Little did white supremacist and former KKK leader Frazier Glenn Cross (Miller) realize what his hate-filled violence would set in motion! For many of us the past several days have been a most powerful interfaith experience of being drawn together, determined to have love prevail over evil.

I found the Thursday gathering at the Jewish community service particularly poignant. It felt like the entire Jewish community was gathering the grieving Christians, with their arms around us, saying: “We are so sorry. Because you are part of our community, our friends, you are also being targeted.” Though not represented among the leaders presiding at the service, many persons of other faiths stood among us, their presence saying: “We are with you in your vulnerability and your sorrow, and we stand with you in your determination.”

The nature of that determination was demonstrated so beautifully at the Church of the Resurrection as we were arriving for the funeral service. The streets leading to the church parking lots were lined on both sides by young people from Resurrection and from Reat Underwood’s school. They were very silent, but the signs they held loudly proclaimed: Love will prevail! … Love is greater than hate! … Love wins! Prejudice, hatred and violence clearly drew the people of the American heartland together as one family determined to love with compassion, dignity and courage.

As a grieving population was celebrating three exceptional lives, America’s Midwest was also hearing expressions of overt antisemitism. It is shocking and frightening to see the bold resurgence of white supremacist and KKK activities. A case in point is the recently-elected mayor of Marionville, Missouri. Mayor Clevenger was challenged about his association with Frazier Miller and some of his past statements, for example: “The Jew-run medical industry has succeeded in destroying the United States work force…the Jew-run government-backed banking industry turned the United States into the largest debtor nation.” This past week he responded: “I am not a racist. I only pointed out that the corporations responsible for destroying the United States are run by Jews.”  Scapegoating is obviously alive and well!

We are also already hearing about the charges against Frazier Glenn Cross: capital murder … premeditated first-degree murder … hate crime. Though I cannot speak for them, I feel quite certain that the families of the victims will not be seeking the death penalty to help them come to closure. Their faith is leading them in a very different way. It will be interesting to witness how this will play itself out in the justice system of a country that cannot bring itself to repeal the death penalty.

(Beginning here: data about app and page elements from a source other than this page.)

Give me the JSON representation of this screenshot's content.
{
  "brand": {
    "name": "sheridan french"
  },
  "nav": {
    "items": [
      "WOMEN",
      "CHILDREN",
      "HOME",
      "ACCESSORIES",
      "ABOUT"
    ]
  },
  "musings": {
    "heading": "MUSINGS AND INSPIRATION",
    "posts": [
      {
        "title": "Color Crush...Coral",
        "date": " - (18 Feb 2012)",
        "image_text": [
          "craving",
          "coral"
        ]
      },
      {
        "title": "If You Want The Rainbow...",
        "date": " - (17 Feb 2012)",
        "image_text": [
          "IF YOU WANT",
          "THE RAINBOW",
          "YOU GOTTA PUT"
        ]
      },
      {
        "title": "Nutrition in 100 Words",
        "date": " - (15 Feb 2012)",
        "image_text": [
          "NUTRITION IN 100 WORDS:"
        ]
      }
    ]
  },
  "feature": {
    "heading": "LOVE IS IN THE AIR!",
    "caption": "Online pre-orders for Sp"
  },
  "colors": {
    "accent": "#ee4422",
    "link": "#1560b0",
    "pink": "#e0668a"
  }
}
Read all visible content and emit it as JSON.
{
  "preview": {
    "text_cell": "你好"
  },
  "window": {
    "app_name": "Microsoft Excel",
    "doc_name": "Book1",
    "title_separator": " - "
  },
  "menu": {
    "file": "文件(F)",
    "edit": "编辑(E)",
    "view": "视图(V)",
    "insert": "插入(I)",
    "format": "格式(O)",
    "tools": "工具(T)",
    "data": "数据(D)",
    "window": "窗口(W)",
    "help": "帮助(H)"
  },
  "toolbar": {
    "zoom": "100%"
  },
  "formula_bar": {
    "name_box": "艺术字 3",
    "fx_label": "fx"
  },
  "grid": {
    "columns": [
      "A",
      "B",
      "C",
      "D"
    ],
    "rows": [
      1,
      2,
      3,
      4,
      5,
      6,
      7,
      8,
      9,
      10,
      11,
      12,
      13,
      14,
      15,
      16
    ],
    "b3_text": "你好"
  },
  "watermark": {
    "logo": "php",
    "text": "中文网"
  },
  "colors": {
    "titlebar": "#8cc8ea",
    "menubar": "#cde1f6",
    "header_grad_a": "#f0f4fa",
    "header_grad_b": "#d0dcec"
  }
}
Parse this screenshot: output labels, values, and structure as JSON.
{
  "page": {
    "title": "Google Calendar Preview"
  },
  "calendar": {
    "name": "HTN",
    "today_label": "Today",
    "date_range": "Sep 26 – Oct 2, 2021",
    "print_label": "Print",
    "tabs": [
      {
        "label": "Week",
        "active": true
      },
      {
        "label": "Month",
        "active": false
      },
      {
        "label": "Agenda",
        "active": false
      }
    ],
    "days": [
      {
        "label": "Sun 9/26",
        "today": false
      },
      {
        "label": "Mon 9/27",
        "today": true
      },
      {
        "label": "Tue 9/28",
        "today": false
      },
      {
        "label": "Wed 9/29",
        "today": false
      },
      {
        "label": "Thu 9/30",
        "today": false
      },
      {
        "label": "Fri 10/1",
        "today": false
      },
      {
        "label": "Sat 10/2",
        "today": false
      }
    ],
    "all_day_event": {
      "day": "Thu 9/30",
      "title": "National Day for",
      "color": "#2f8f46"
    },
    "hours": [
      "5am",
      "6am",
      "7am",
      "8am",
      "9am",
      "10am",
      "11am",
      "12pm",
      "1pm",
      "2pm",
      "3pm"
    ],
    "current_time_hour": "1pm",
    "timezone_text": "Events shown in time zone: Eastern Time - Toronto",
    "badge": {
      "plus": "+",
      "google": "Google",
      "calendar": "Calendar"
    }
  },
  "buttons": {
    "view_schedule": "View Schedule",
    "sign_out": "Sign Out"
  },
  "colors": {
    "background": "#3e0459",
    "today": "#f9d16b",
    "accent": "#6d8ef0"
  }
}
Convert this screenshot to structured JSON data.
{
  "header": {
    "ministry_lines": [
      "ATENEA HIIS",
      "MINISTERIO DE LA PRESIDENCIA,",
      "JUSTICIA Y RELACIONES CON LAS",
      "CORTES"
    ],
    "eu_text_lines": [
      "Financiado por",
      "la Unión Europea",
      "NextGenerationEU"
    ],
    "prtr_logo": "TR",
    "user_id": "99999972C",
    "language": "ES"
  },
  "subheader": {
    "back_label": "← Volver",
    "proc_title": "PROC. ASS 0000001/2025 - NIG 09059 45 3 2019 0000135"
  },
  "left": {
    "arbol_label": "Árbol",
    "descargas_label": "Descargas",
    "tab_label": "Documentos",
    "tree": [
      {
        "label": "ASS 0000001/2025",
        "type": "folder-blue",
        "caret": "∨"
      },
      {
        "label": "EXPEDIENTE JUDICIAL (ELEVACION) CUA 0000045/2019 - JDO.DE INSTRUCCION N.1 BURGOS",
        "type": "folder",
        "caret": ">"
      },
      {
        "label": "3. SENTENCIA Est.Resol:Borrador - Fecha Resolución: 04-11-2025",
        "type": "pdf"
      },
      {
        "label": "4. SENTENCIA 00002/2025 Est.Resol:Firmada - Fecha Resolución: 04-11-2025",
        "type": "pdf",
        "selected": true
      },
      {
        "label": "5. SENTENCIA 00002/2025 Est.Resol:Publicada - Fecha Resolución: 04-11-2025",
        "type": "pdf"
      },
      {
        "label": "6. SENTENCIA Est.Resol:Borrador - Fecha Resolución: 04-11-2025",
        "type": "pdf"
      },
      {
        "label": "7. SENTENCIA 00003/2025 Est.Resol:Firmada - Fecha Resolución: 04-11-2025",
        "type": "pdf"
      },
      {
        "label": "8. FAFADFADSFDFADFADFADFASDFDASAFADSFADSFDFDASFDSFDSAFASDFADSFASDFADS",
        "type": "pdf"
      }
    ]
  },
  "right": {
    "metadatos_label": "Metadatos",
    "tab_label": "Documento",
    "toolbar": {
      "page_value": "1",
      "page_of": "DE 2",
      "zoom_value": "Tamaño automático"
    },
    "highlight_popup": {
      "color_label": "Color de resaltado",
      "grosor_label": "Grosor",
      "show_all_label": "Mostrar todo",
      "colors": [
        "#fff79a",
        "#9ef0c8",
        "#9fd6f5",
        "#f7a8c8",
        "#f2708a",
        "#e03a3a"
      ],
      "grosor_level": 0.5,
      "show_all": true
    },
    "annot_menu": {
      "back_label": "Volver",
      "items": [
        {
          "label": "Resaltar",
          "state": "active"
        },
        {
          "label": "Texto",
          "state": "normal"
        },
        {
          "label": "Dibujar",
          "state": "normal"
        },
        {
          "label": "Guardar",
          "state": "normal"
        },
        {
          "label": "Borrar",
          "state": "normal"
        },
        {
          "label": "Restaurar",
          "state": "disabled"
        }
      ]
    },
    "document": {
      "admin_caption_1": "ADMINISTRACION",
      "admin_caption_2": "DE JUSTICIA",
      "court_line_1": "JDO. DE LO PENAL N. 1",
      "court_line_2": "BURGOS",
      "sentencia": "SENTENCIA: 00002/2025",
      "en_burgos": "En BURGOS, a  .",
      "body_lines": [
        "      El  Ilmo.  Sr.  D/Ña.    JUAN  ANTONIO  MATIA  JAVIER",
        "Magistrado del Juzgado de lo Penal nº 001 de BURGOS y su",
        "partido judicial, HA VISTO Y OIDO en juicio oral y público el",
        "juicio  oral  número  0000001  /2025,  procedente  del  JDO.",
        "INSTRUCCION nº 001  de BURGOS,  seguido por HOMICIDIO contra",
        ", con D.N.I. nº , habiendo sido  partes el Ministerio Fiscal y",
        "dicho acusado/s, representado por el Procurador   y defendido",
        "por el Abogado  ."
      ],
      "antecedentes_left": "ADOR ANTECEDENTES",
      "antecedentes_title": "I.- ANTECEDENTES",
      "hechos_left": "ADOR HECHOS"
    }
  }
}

How will the interfaith family, drawn together by faith in face of hatred and violence, continue to send the message that LOVE PREVAILS?


Audrey Doetzel, nds